On Younis Bashorun, we missed the building the first time. Somewhere between the number of jeeps parked in front, blocking the entrance, and the black colour of the building, we had glazed over it. We found it the second time around, after slowing down and counting numbers. There wasn’t a lot of parking available but it is Lagos after all.
My date and I strolled in on a Wednesday afternoon, so it’s understandable – though disappointing – that we didn’t meet the ‘Social House’ part of South’s name.
I do plan to return on a Friday night (if only to end the argument my date and I had about whether Lagosians willingly sit at the bar of a restaurant when there are dining seats available). The good thing about visiting on a Wednesday afternoon though, is that you get an unobstructed view of the décor.
Walking into South reminded me of some of Cape Town’s cooler restaurants. All of the wood, and the metallic black and that gorgeous gorgeous bar with a great vibe. Whoever designed this space paid attention to every corner that your eye would inevitably be drawn to. The restaurant/gastro-pub/beer concept is said to be New Orleans-inspired, but having never visited NOLA, there’s only so much I can say to their commitment to theme. There’s outdoor swing seating, individual tables and chairs on the ground and first floor.
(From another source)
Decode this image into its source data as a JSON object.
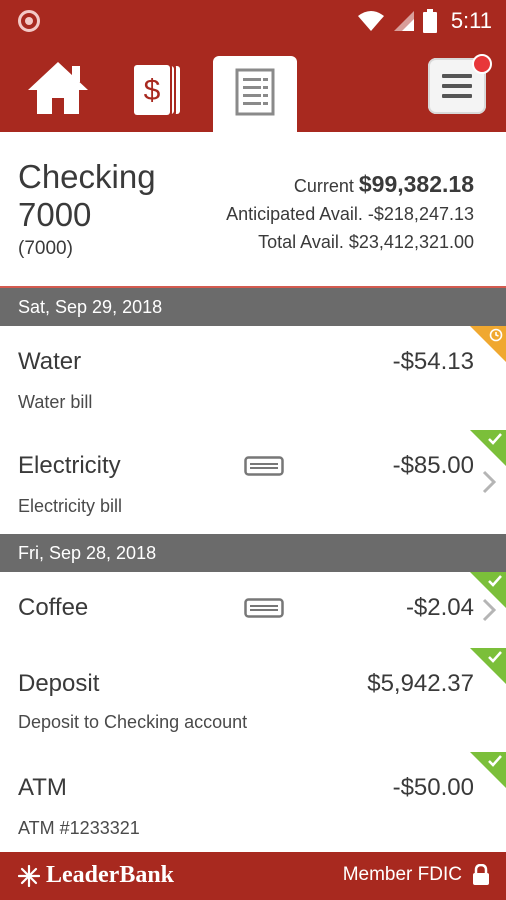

The outdoor space is perfect for small intimate birthday party gatherings.
For starters, I had the Bacon Bean Fritters (₦2,500) which is really akara stuffed with bacon and mozzarella cheese. What happens when akara visits France New Orleans? You get Bacon Bean Fritters, so of course I was curious! I suspect that it was baked, not fried like akara is – the consistent shape through the six pieces was proof. It came with a pepper sauce dip, and though I did not taste the bacon, I enjoyed hitting the gooey cheese center. I really enjoyed these fritters and it took about fifteen minutes to hit our table (which is faster than I can say for most places).
Something that made our visit really good was the waiting staff. Yes, they looked good in their denim uniforms (complete with leather aprons), but they were super friendly. And it was not the kind of friendly that someone has been warned into – you get that “Oh, I’m just doing my job and my boss is standing over there” vibe a lot in Lagos. Not here. I had good conversations with the waiters who interacted with me and I promise customer service takes a restaurant from a 7 to a 9.
For the main, I was the typical boring Nigerian who ordered rice. What really pulled me in though, was the Shrimp sauce – I’m a shrimp fanatic, plus what do they say about a restaurant who can do something as basic as rice well? It’s called New Orleans Shrimp (₦7,500) – I was just trying to get as close to Solange as possible. Fresh shrimp in a creole sauce, it was okay – not spicy enough and I’d forgotten the taste immediately the meal was over. I should have gone with my gut and gotten a burger. Next time. I’ve heard many raves about the burgers.
My date had the Herb Roasted Chicken (₦5,500) which turned out to be infinitely better than my safe bet. The meal was herb-marinated oven-baked chicken with potatoes and vegetables. The chicken was amazing and very well-seasoned, tender. Yes, it was slightly dry on the inside but the sauce took my mind off that immediately. Creamy sauce with no overpowering flavours – just a nice smooth herby rhythm going on. The potatoes fell apart nicely and the skin added texture.
It felt like a nice Sunday roast and your grandma’s bosom. I’d go to South again in a heartbeat. Maybe not a heartbeat because the prices aren’t exactly drop-by-everyday friendly. But the ambience is definitely worth every Kobo that left my card. It’s a beautiful detailed space (rumour has it that it took over a year of renovation to become this) and I’d like the number of the designer, please.
Good food, warm vibes. I guess that’s as New Orleans as New Orleans in Lagos gets.